One of the most critical first steps in designing a greenhouse is to decide where you will place it. The first consideration should be sunshine. During the winter months the sun will be a lot lower than in the summer months. Look around the location where you are planning to build. Check for trees or fences that might block the sun. As a rule your greenhouse should be located a distance away that is 2 1\2 times the height of wall or house to keep the sun from being blocked. If a tree is deciduous it will provide shade in the summer but allow sunlight in the winter when its leaves have dropped. Your site should be relatively level. If you plan to use the earth below the greenhouse for growing check for rocks, clay, and drainage. You will also need to determine the closest route for water and electricity to your planned site. A site that is closer to your house or attached to you house will save you a considerable amount in this area.

Next you will need to decide the style of greenhouse you will build. There are A-frames, free standing, attached and gothic. An A-frame can be built in sections on the ground and then raised into place before covering. The free standing can be built to any size and covered with anything from glass to polyethylene. The attached is becoming very popular since it can be heated from the house or if it is solar, the heat from the greenhouse can be transferred to the house. This type of greenhouse is easily accessible from your home regardless of the weather. The gothic has a roofline made from laminated wood strips. Since wood is used, permanent coverings such as corrugated fiberglass can easily be installed. Glass is the most popular medium for covering a greenhouse. Clear acrylic, fiberglass and polyethylene film are also good.

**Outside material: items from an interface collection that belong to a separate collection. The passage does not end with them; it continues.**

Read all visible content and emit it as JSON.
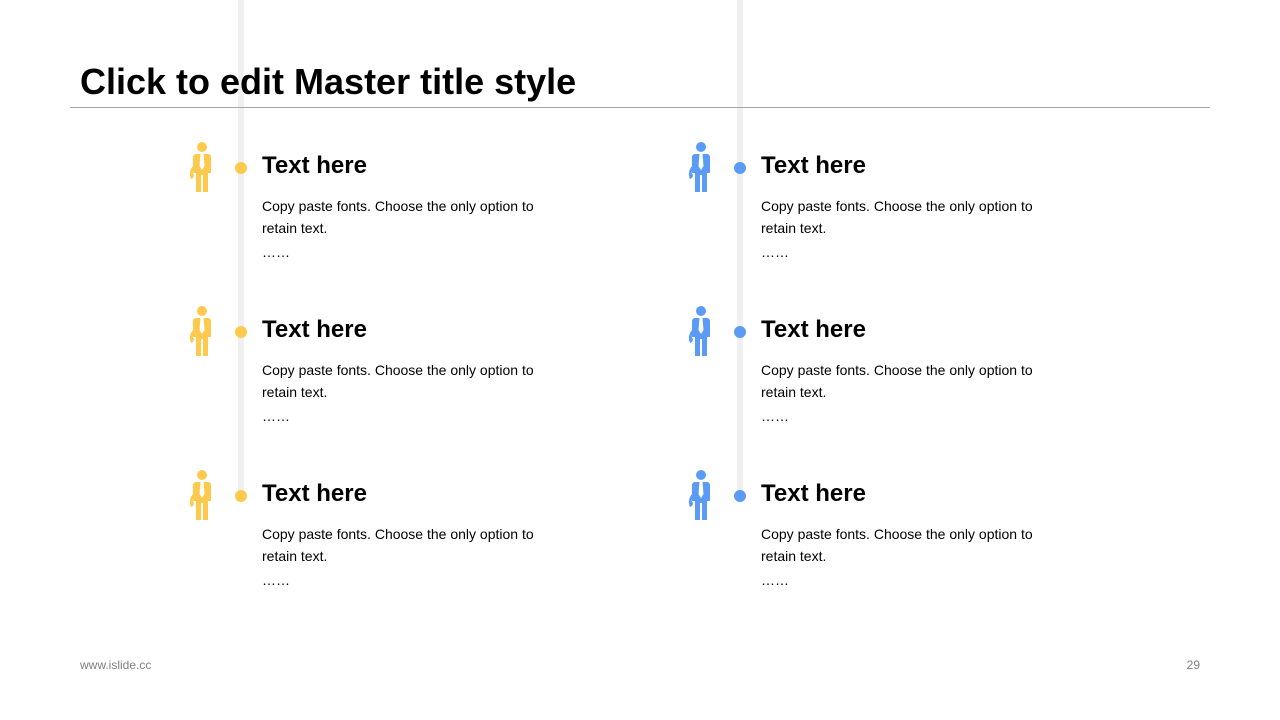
{
  "slide": {
    "title": "Click to edit Master title style",
    "footer_url": "www.islide.cc",
    "page_number": "29"
  },
  "colors": {
    "left_accent": "#FFC94D",
    "right_accent": "#5B9BF5",
    "track": "#F0F0F0",
    "rule": "#A6A6A6"
  },
  "icons": {
    "person": "businessman-with-tie-icon"
  },
  "columns": [
    {
      "items": [
        {
          "heading": "Text here",
          "body": "Copy paste fonts. Choose the only option to retain text.",
          "ellipsis": "……"
        },
        {
          "heading": "Text here",
          "body": "Copy paste fonts. Choose the only option to retain text.",
          "ellipsis": "……"
        },
        {
          "heading": "Text here",
          "body": "Copy paste fonts. Choose the only option to retain text.",
          "ellipsis": "……"
        }
      ]
    },
    {
      "items": [
        {
          "heading": "Text here",
          "body": "Copy paste fonts. Choose the only option to retain text.",
          "ellipsis": "……"
        },
        {
          "heading": "Text here",
          "body": "Copy paste fonts. Choose the only option to retain text.",
          "ellipsis": "……"
        },
        {
          "heading": "Text here",
          "body": "Copy paste fonts. Choose the only option to retain text.",
          "ellipsis": "……"
        }
      ]
    }
  ]
}
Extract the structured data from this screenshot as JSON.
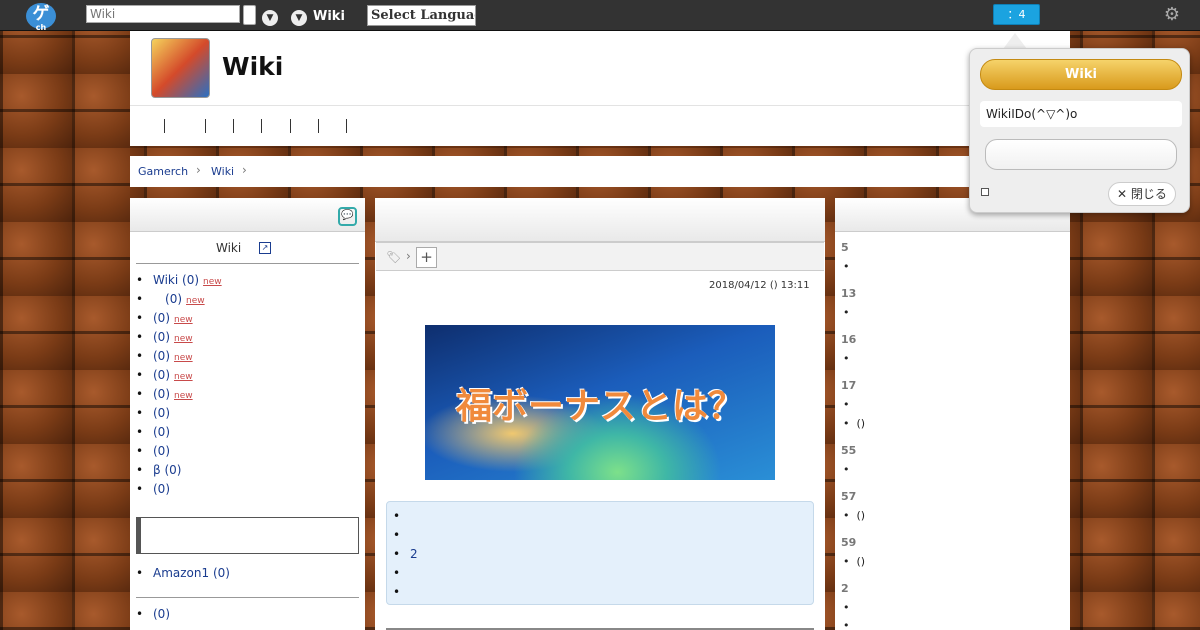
{
  "topbar": {
    "logo_text": "ゲ",
    "logo_sub": "ch",
    "search_placeholder": "Wiki",
    "wiki_link": "Wiki",
    "language_select": "Select Language",
    "notification": "：4"
  },
  "header": {
    "site_title": "Wiki"
  },
  "breadcrumb": [
    "Gamerch",
    "Wiki"
  ],
  "left_sidebar": {
    "heading": "Wiki",
    "items": [
      {
        "label": "Wiki (0)",
        "new": "new"
      },
      {
        "label": "(0)",
        "new": "new"
      },
      {
        "label": "(0)",
        "new": "new"
      },
      {
        "label": "(0)",
        "new": "new"
      },
      {
        "label": "(0)",
        "new": "new"
      },
      {
        "label": "(0)",
        "new": "new"
      },
      {
        "label": "(0)",
        "new": "new"
      },
      {
        "label": "(0)"
      },
      {
        "label": "(0)"
      },
      {
        "label": "(0)"
      },
      {
        "label": "β (0)"
      },
      {
        "label": "(0)"
      }
    ],
    "amazon_item": "Amazon1 (0)",
    "last_item": "(0)"
  },
  "main": {
    "date": "2018/04/12 () 13:11",
    "banner_text": "福ボーナスとは？",
    "toc_items": [
      "",
      "",
      "2",
      "",
      ""
    ]
  },
  "right_sidebar": {
    "sections": [
      {
        "num": "5",
        "items": [
          ""
        ]
      },
      {
        "num": "13",
        "items": [
          ""
        ]
      },
      {
        "num": "16",
        "items": [
          ""
        ]
      },
      {
        "num": "17",
        "items": [
          "",
          "()"
        ]
      },
      {
        "num": "55",
        "items": [
          ""
        ]
      },
      {
        "num": "57",
        "items": [
          "()"
        ]
      },
      {
        "num": "59",
        "items": [
          "()"
        ]
      },
      {
        "num": "2",
        "items": [
          "",
          ""
        ]
      }
    ]
  },
  "popup": {
    "button_label": "Wiki",
    "message": "WikiIDo(^▽^)o",
    "close_label": "閉じる"
  }
}
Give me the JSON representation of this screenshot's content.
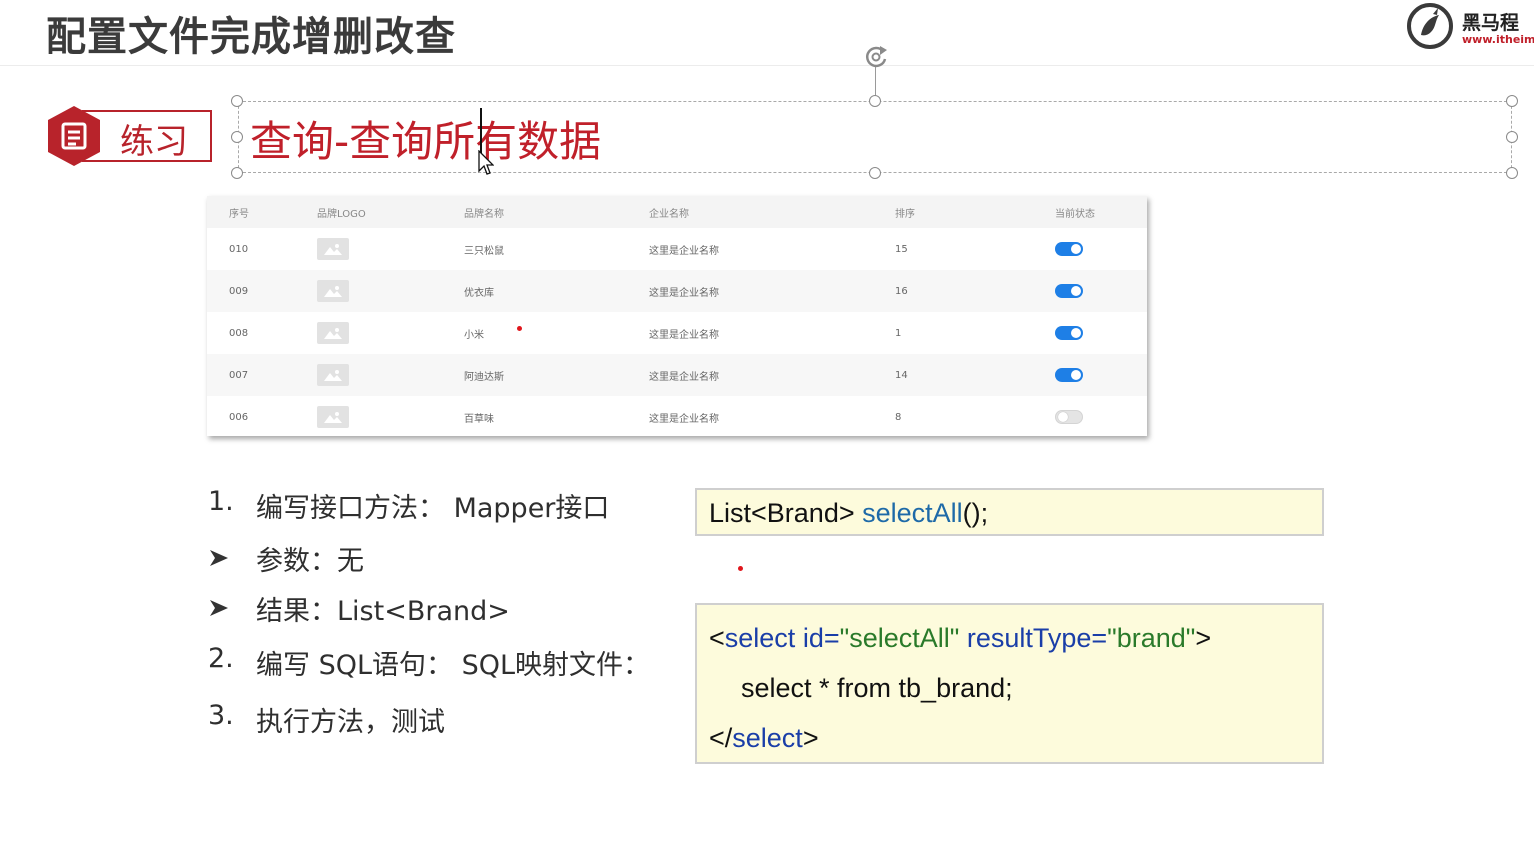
{
  "slide": {
    "title": "配置文件完成增删改查"
  },
  "logo": {
    "name": "黑马程",
    "url": "www.itheim"
  },
  "practice": {
    "label": "练习"
  },
  "section": {
    "title": "查询-查询所有数据"
  },
  "brand_table": {
    "headers": [
      "序号",
      "品牌LOGO",
      "品牌名称",
      "企业名称",
      "排序",
      "当前状态"
    ],
    "rows": [
      {
        "seq": "010",
        "name": "三只松鼠",
        "company": "这里是企业名称",
        "order": "15",
        "status": "on"
      },
      {
        "seq": "009",
        "name": "优衣库",
        "company": "这里是企业名称",
        "order": "16",
        "status": "on"
      },
      {
        "seq": "008",
        "name": "小米",
        "company": "这里是企业名称",
        "order": "1",
        "status": "on"
      },
      {
        "seq": "007",
        "name": "阿迪达斯",
        "company": "这里是企业名称",
        "order": "14",
        "status": "on"
      },
      {
        "seq": "006",
        "name": "百草味",
        "company": "这里是企业名称",
        "order": "8",
        "status": "off"
      }
    ]
  },
  "steps": {
    "s1_num": "1.",
    "s1_text": "编写接口方法：  Mapper接口",
    "b1_text": "参数：无",
    "b2_text": "结果：List<Brand>",
    "s2_num": "2.",
    "s2_text": "编写 SQL语句：  SQL映射文件：",
    "s3_num": "3.",
    "s3_text": "执行方法，测试"
  },
  "code_interface": {
    "return_type": "List<Brand> ",
    "method": "selectAll",
    "suffix": "();"
  },
  "code_xml": {
    "l1_open": "<",
    "l1_tag": "select",
    "l1_attr1": " id=",
    "l1_val1": "\"selectAll\"",
    "l1_attr2": " resultType=",
    "l1_val2": "\"brand\"",
    "l1_close": ">",
    "l2": "select * from tb_brand;",
    "l3_open": "</",
    "l3_tag": "select",
    "l3_close": ">"
  },
  "colors": {
    "accent_red": "#c0202a",
    "toggle_on": "#1e7fe6",
    "code_bg": "#fdfbdc",
    "keyword_blue": "#1a3ea8",
    "string_green": "#2a7a2a"
  }
}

Most kit manufacturers will provide foundation plans and installation instructions for a greenhouse. Mild climates allow a lightweight greenhouse to rest on the ground secured by rods. Colder climates will dictate a foundation footing of poured concrete that must extend below the frost line. If your greenhouse is not attached to your house it will need a thermostat controlled heating system. The company that sells you the greenhouse should be able to recommend the correct size and type unit you will need. You will also need one or more roof vents with an automatic opener to maintain the proper temperature. Locate other vents in the sidewalls. It is also wise to install a battery-powered alarm to warn of sudden changes in the temperature of your greenhouse. You can use roller blinds on the outside of the roof for shade but it is wise to use a rain resistant shading paint on the outside if your greenhouse walls are glass. This is a cheap and effective way of shading and the paint will wipe off when you no longer need it.